There's an energy revolution happening in the U.S., and it may already be too late to stop it. Recent data from the U.S. Energy Information Administration shows that electricity consumption growth has slowed to a crawl over the past decade, while prices charged by utilities have been rising at a much faster rate.
This cost structure for the entrenched utility industry is being challenged by the growth of new energy options from rooftop solar to community solar that are taking demand off the grid. The more customers who get their energy from elsewhere, the more the grid's infrastructure costs must be spread among a smaller base of customers, the higher utility rates go, and the more attractive those alternatives to the grid become. It's a feedback loop that's at the heart of a downward spiral in the entrenched energy industry.
What the data shows
The chart below shows the overall electricity consumption in the U.S. (left axis) and the cost of that electricity (right axis). You can see that costs are rising much faster than consumption.
To put this data another way, total electricity sales rose 26.2% between 2006 and 2015, while electricity consumption rose just 3.6%. To be fair, that 2.6% compound growth rate in overall electricity costs is only slightly higher than the rate of inflation, so that growth rate isn't so shocking.
There are a number of factors leading to this rising-cost trend. New regulations make running old power-generation plants more expensive; aging infrastructure must be replaced; inflation has generally made running electric systems more expensive since that's what inflation does; and renewable energy mandates have raised utility's costs as well.
But before you blame renewable energy for rising costs, consider this: According to Lazard, wind is the lowest-cost source of new electric power in the U.S. today, and solar isn't far behind. Both are lowering costs rapidly, making them highly competitive even with lower cost fossil fuels. In many ways, renewable energy is now making it cheaper to provide power to the grid.
The world of unintended consequences

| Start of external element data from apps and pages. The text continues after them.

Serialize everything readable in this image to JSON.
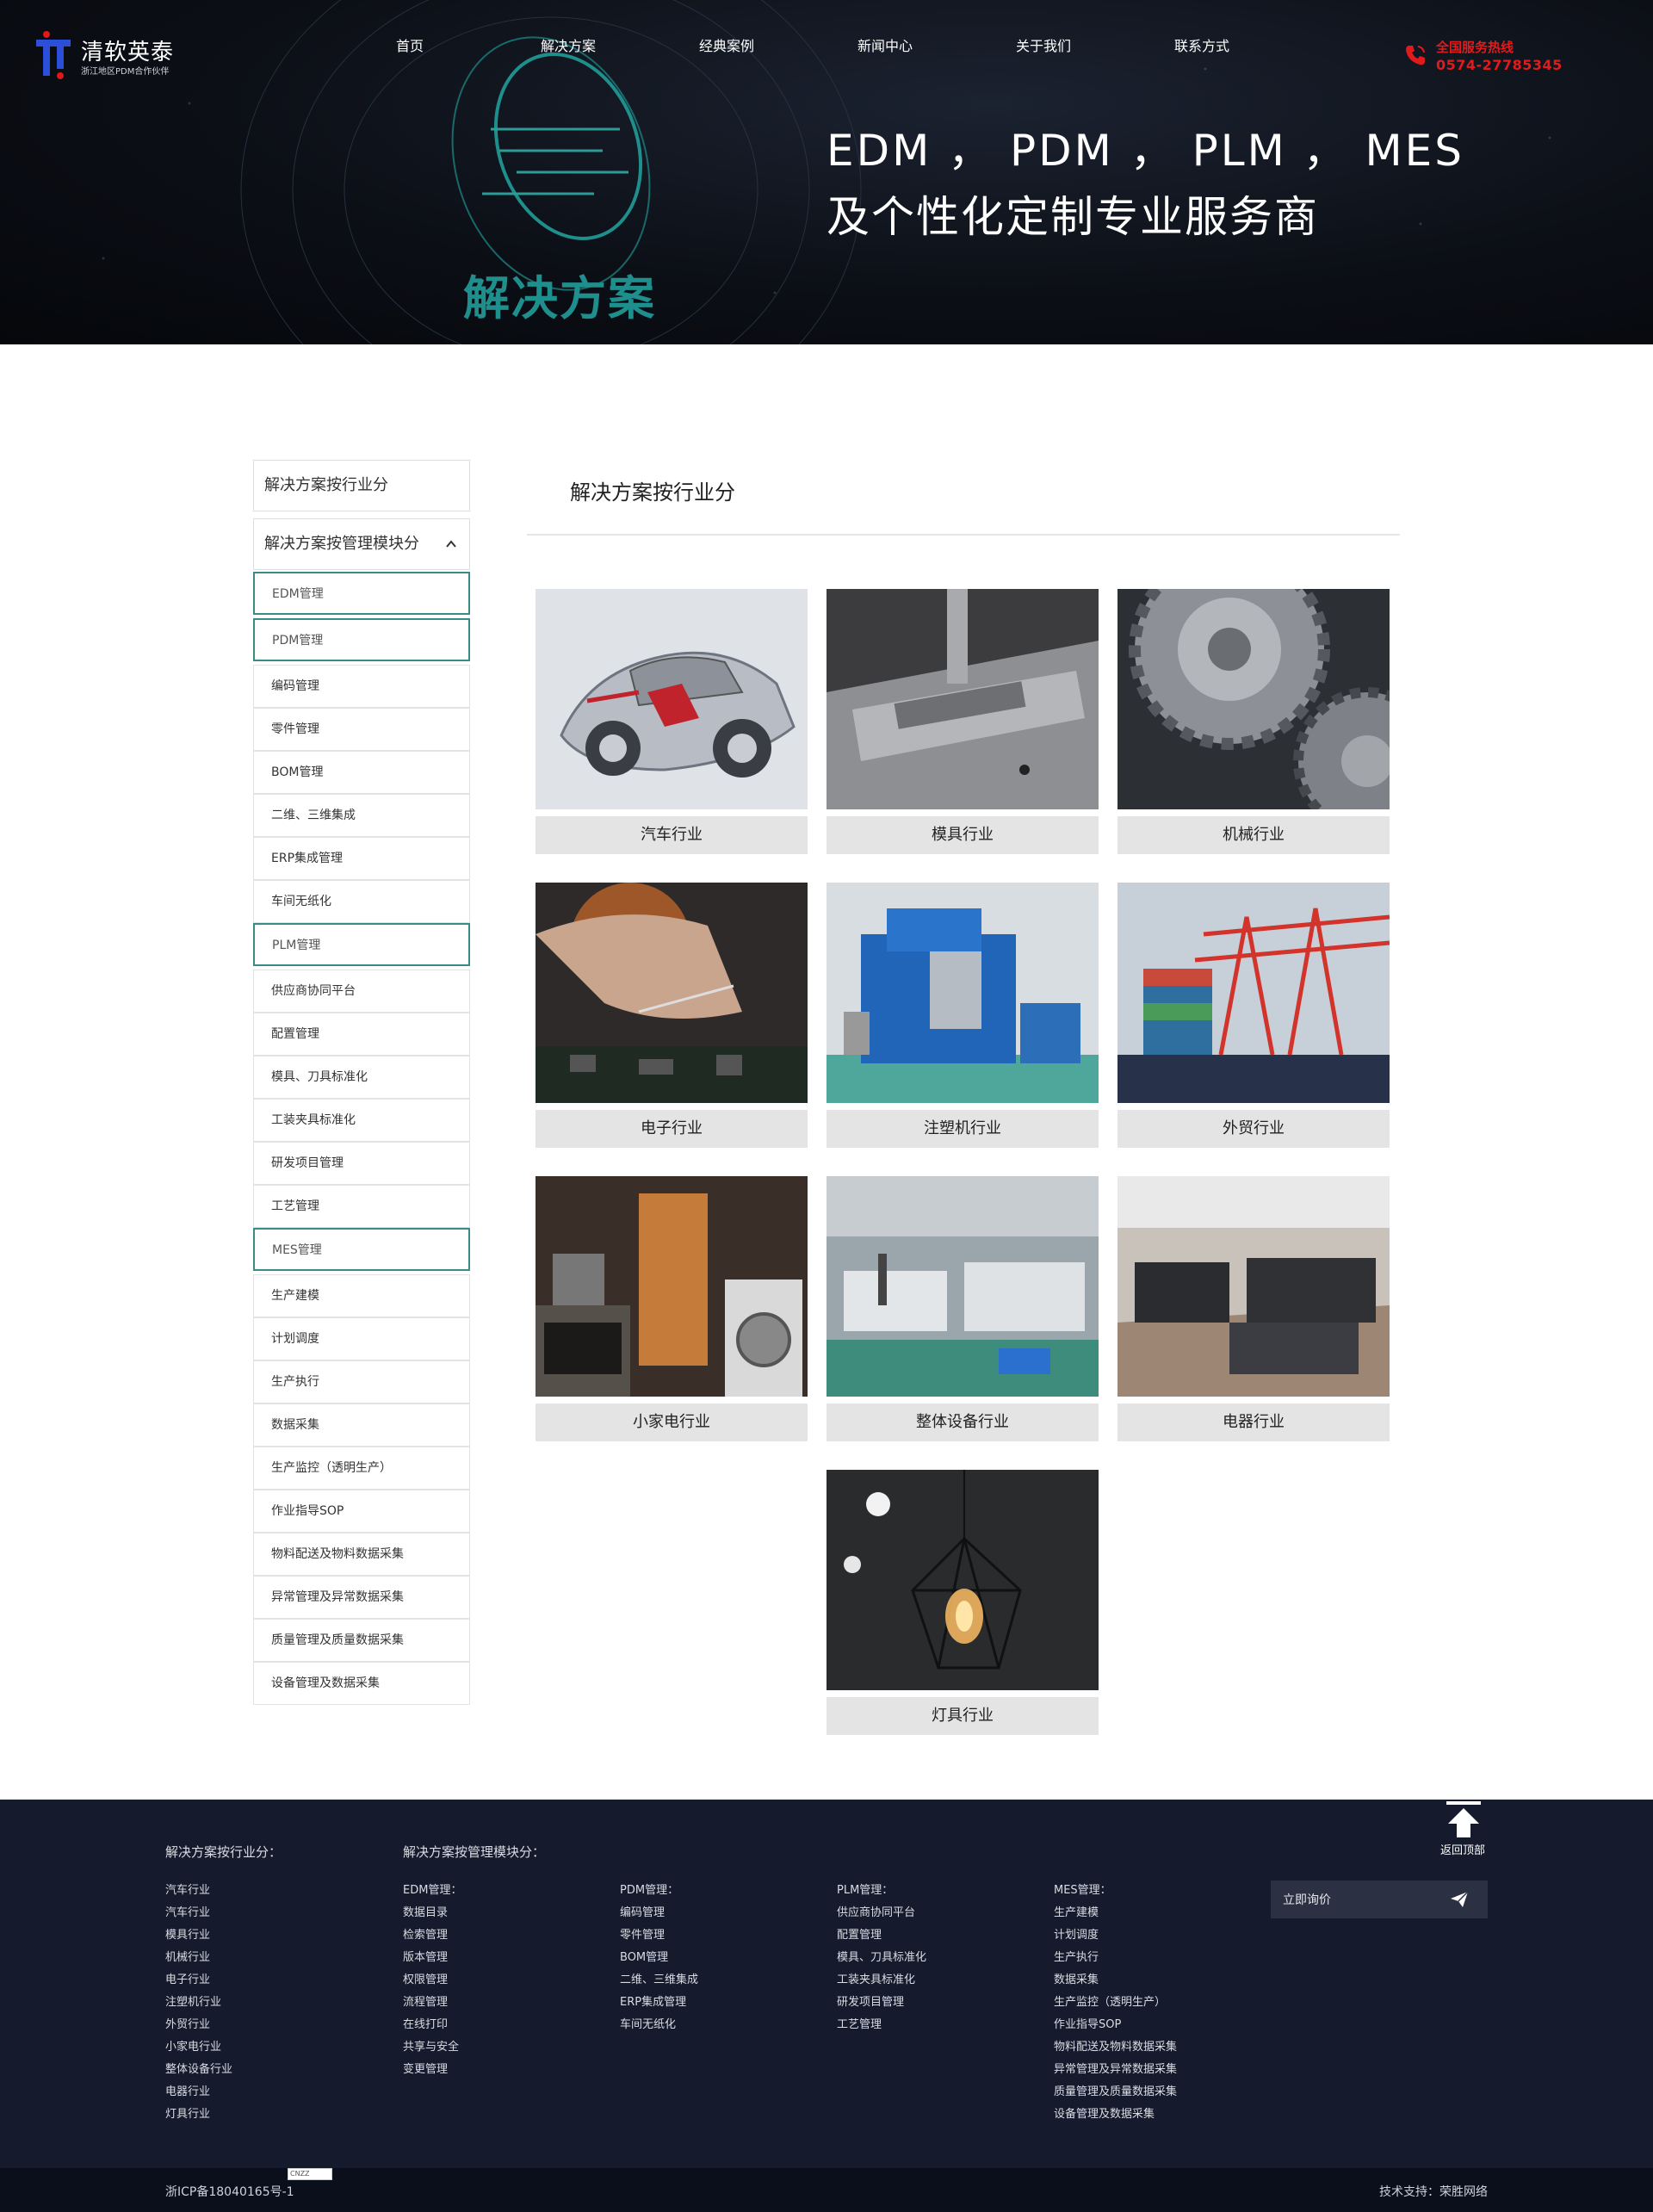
{
  "header": {
    "logo_name": "清软英泰",
    "logo_sub": "浙江地区PDM合作伙伴",
    "nav": [
      "首页",
      "解决方案",
      "经典案例",
      "新闻中心",
      "关于我们",
      "联系方式"
    ],
    "hotline_label": "全国服务热线",
    "hotline_number": "0574-27785345"
  },
  "hero": {
    "line1": "EDM ， PDM ， PLM ， MES",
    "line2": "及个性化定制专业服务商",
    "section_title": "解决方案"
  },
  "sidebar": {
    "group1": "解决方案按行业分",
    "group2": "解决方案按管理模块分",
    "items": [
      {
        "label": "EDM管理",
        "cat": true
      },
      {
        "label": "PDM管理",
        "cat": true
      },
      {
        "label": "编码管理",
        "cat": false
      },
      {
        "label": "零件管理",
        "cat": false
      },
      {
        "label": "BOM管理",
        "cat": false
      },
      {
        "label": "二维、三维集成",
        "cat": false
      },
      {
        "label": "ERP集成管理",
        "cat": false
      },
      {
        "label": "车间无纸化",
        "cat": false
      },
      {
        "label": "PLM管理",
        "cat": true
      },
      {
        "label": "供应商协同平台",
        "cat": false
      },
      {
        "label": "配置管理",
        "cat": false
      },
      {
        "label": "模具、刀具标准化",
        "cat": false
      },
      {
        "label": "工装夹具标准化",
        "cat": false
      },
      {
        "label": "研发项目管理",
        "cat": false
      },
      {
        "label": "工艺管理",
        "cat": false
      },
      {
        "label": "MES管理",
        "cat": true
      },
      {
        "label": "生产建模",
        "cat": false
      },
      {
        "label": "计划调度",
        "cat": false
      },
      {
        "label": "生产执行",
        "cat": false
      },
      {
        "label": "数据采集",
        "cat": false
      },
      {
        "label": "生产监控（透明生产）",
        "cat": false
      },
      {
        "label": "作业指导SOP",
        "cat": false
      },
      {
        "label": "物料配送及物料数据采集",
        "cat": false
      },
      {
        "label": "异常管理及异常数据采集",
        "cat": false
      },
      {
        "label": "质量管理及质量数据采集",
        "cat": false
      },
      {
        "label": "设备管理及数据采集",
        "cat": false
      }
    ]
  },
  "main": {
    "title": "解决方案按行业分",
    "cards": [
      {
        "label": "汽车行业",
        "icon": "car-photo"
      },
      {
        "label": "模具行业",
        "icon": "mold-photo"
      },
      {
        "label": "机械行业",
        "icon": "gear-photo"
      },
      {
        "label": "电子行业",
        "icon": "electronics-photo"
      },
      {
        "label": "注塑机行业",
        "icon": "injection-machine-photo"
      },
      {
        "label": "外贸行业",
        "icon": "port-crane-photo"
      },
      {
        "label": "小家电行业",
        "icon": "kitchen-appliance-photo"
      },
      {
        "label": "整体设备行业",
        "icon": "factory-line-photo"
      },
      {
        "label": "电器行业",
        "icon": "appliance-store-photo"
      },
      {
        "label": "灯具行业",
        "icon": "lamp-photo"
      }
    ]
  },
  "footer": {
    "back_top": "返回顶部",
    "col1_title": "解决方案按行业分：",
    "col1": [
      "汽车行业",
      "汽车行业",
      "模具行业",
      "机械行业",
      "电子行业",
      "注塑机行业",
      "外贸行业",
      "小家电行业",
      "整体设备行业",
      "电器行业",
      "灯具行业"
    ],
    "col2_title": "解决方案按管理模块分：",
    "edm": [
      "EDM管理：",
      "数据目录",
      "检索管理",
      "版本管理",
      "权限管理",
      "流程管理",
      "在线打印",
      "共享与安全",
      "变更管理"
    ],
    "pdm": [
      "PDM管理：",
      "编码管理",
      "零件管理",
      "BOM管理",
      "二维、三维集成",
      "ERP集成管理",
      "车间无纸化"
    ],
    "plm": [
      "PLM管理：",
      "供应商协同平台",
      "配置管理",
      "模具、刀具标准化",
      "工装夹具标准化",
      "研发项目管理",
      "工艺管理"
    ],
    "mes": [
      "MES管理：",
      "生产建模",
      "计划调度",
      "生产执行",
      "数据采集",
      "生产监控（透明生产）",
      "作业指导SOP",
      "物料配送及物料数据采集",
      "异常管理及异常数据采集",
      "质量管理及质量数据采集",
      "设备管理及数据采集"
    ],
    "inquiry": "立即询价",
    "icp": "浙ICP备18040165号-1",
    "cnzz": "CNZZ",
    "tech_support": "技术支持：荣胜网络"
  },
  "colors": {
    "accent_teal": "#3a8d86",
    "hotline_red": "#e11b1b",
    "footer_bg": "#151b2c"
  }
}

If these cost dynamics happened within the monopoly utility model, it wouldn't be a problem for the electric industry. What's changed in the last decade is that customers now have more options than buying from those utilities. So, rising costs are now a problem for utilities.
Companies like SolarCity (SCTY.DL) and SunPower (SPWR -0.41%) are selling energy to homeowners at better rates than the utilities through power purchase agreements. And some homeowners are choosing to buy their solar power systems to save even more money.
If costs for electricity rise far enough, home energy storage systems will become a viable option for consumers. That's why Tesla Motors (TSLA 0.13%) rolled out its Powerwall, a 6.4 kWh battery for homes and businesses that's ideal for storing solar power, and why customers in some markets are starting to look at it seriously. We're seeing a growing trend for storage in homes take shape in Hawaii, where electricity rates can exceed $0.30 per kWh and utilities recently pushed through a change to net metering that only pays homeowners about half of that rate for electricity they export to the grid. With that wide a gap between rates they must pay and the rates at which they can sell, why not just store the energy created during the day and use it at night?
Add it all up, and the entrenched energy industry may no longer be as stable as it's been for the last century.
This could happen in oil, too
What could be even more disruptive in the energy industry is both rising costs and increasing innovation in transportation leading to a paradigm shift there. If you look beyond oil prices today, it's becoming more costly long-term to extract a barrel of oil from the ground. Meanwhile, battery and fuel cell costs are coming down rapidly, creating the first viable competition for the combustion engine in a century.
Unless those trends reverse course, we could see a further shift to new technologies in transportation. In fact, that trend may have already begun, if Tesla's success and the number of rival EVs coming to market are any indication.
Don't be on the wrong side of the energy future
Energy stocks have been as close as investors could get to a "sure thing" for decades. Utilities had monopolies with guaranteed returns, and oil and gas companies could be assured of steadily increasing demand for their scarce resources.
But the past few years have demonstrated a shift in the direction our energy future is heading. Wind, solar, energy storage, hydrogen, and other technologies are starting to make major inroads, and they're all cutting costs for consumers rapidly. That changes where energy investments are headed, and you don't want to be on the wrong side of the industry's trends. Just ask a coal investor how that works out.